To those who love and work in institutions that promote art, history, and culture, the relevance of those institutions seems quite obvious. So too, does the positive impact a museum and library can have on an individual. Yet, seemingly every year there’s a flurry of talks and articles that ask “Are Museums and Libraries Still Relevant?”
A Forbes article titled “Amazon Should Replace Local Libraries to Save Taxpayers Money” was published July 21, 2018 and deleted July 23 due to swift and significant backlash and fact correction. Written by Panos Mourdoukoutas, the main thrust of the economic professor’s argument was: libraries only provide physical books and Wi-Fi, he can buy his own books through Amazon and people can use free Wi-Fi at Starbucks, so libraries should close to save taxpayers money. Rebuttal tweets and articles sprang up to counter that libraries do so much more. While the facts and anecdotes were numerous, they can essentially be summed up to state that the library provides social services to the community to help fill the gap where government and social service support ends. In effect, buoying the community’s social wellbeing.

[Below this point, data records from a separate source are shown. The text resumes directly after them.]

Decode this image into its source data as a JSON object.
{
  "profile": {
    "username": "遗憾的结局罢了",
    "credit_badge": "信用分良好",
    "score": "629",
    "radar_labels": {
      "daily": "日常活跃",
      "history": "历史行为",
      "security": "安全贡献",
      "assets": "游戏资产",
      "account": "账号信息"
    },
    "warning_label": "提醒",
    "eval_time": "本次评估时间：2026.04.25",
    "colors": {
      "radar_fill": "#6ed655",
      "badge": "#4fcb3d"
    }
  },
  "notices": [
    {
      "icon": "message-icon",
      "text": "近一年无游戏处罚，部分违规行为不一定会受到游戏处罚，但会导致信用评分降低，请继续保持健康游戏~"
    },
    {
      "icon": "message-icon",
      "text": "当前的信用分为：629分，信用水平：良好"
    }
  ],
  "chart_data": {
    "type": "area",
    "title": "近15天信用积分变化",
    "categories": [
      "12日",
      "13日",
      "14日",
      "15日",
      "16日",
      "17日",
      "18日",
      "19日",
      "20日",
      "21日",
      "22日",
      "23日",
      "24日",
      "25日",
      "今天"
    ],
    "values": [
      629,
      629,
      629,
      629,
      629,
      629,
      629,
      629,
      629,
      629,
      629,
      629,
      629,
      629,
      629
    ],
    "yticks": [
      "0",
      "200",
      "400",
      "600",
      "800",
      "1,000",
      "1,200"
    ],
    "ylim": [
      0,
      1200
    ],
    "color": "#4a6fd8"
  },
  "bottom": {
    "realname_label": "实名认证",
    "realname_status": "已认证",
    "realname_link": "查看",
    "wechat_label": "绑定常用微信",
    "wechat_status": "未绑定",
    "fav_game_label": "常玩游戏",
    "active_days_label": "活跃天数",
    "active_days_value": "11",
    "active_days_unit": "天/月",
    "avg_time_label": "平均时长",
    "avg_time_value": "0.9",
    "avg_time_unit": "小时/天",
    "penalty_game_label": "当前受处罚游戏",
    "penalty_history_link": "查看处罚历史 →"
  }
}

As recent as 2013, the then president of the American Alliance of Museums (AAM) Ford Bell was on CNN to answer the question Are Museums Still relevant? In the article, Bell makes the case that museums are more than just the “collectors and exhibitors of our collective art and heritage,” and further reasons that museums are committed to public service and help to fill the “social service gaps created by the recent economic downturn.” Bell asserts the AAM’s studies have shown that since the Great Recession in 2008, 66% of museums have reported feeling financial stress as it relates to their standard operation. In a time where government support is declining (from all levels of government), museums services to support community social wellbeing are increasing.
While it can be asserted that a museum’s benefit to the social wellbeing of a community can and should be enough, Bell makes a point to go on the record regarding the economic impact museums provide. Bell states, “They say that, for every $1 a municipality invests in cultural organizations, including museums, $7 are returned to the public coffers. That’s a return that would make Warren Buffett swoon.” The AAM and the federal Institute of Museum and Library Services (IMLS) offer further evidence with the estimate that there are 850,000,000 annual museum visits in the US. Bell compares that number to sports attendance stating, “that’s more than the attendance at all major league sporting events combined.”
In 2017, the Secretary of the Smithsonian, David Skorton wrote in an AAM article, “Why Museums and Libraries Are More Relevant Than Ever”:
All across this country, in cities and in rural areas, cultural institutions are helping to strengthen our communities through the arts, history, culture and science. Like the Smithsonian, these organizations are working to foster meaningful dialogue about what’s important to their communities and to the country. – Smithsonian Secretary, David Skorton, February 27, 2017
We as museum professionals know this to be true, but it’s hard to craft a persuasive argument due to the lack of statistics or qualitative evidence in this area. But it won’t be for much longer. On August 29, 2018, IMLS announced a national study “Understanding the Social Wellbeing Impacts of the Nation’s Libraries and Museums”. The study is intended to measure the museum and library’s critical role within communities, especially as it pertains to the influence over and contribution to the social wellbeing of community members.
According to IMLS:
The goal of the year-long project is to gain a better understanding on a national level of the conditions under which museums and libraries contribute to quality of life and wellbeing in the communities they serve. The new study will focus on these institutions’ essential roles within a community to help them demonstrate the success and impact of their programs and services.
With this study IMLS is building upon its 2016 study Strengthening Networks, Sparking Change: Museums and Libraries as Community Catalysts. While economic benefits are persuasive when it comes to advocating for municipal support, this new study will be focused on identifying and quantifying social wellbeing outputs, and “assess the relative wellness of individuals, communities, and nations” as it relates to their engagement with museums and libraries. The study will be conducted at the county level and will quantify the following 10 dimensions: standard of living, economic diversity, ethnic diversity, health, school effectiveness, housing quality, political connection, the presence of cultural institutions and nonprofit organizations in the community, the environment, and personal safety.
Rachael Cristine Woody
Millennials comprise the majority of museum visitors yet their numbers for attendance are not as high as they need to be due to economic factors
There is little current data to support assertions about trends in museum attendance; urge public agencies to fund current and comprehensive studies
The top five barriers to museum entry and enjoyment for seniors are: comfort, sensory, physical accessibility, safety, and practical access.
Museum professionals have options for professional advocacy including information that supports salary negotiations; here is a list of resources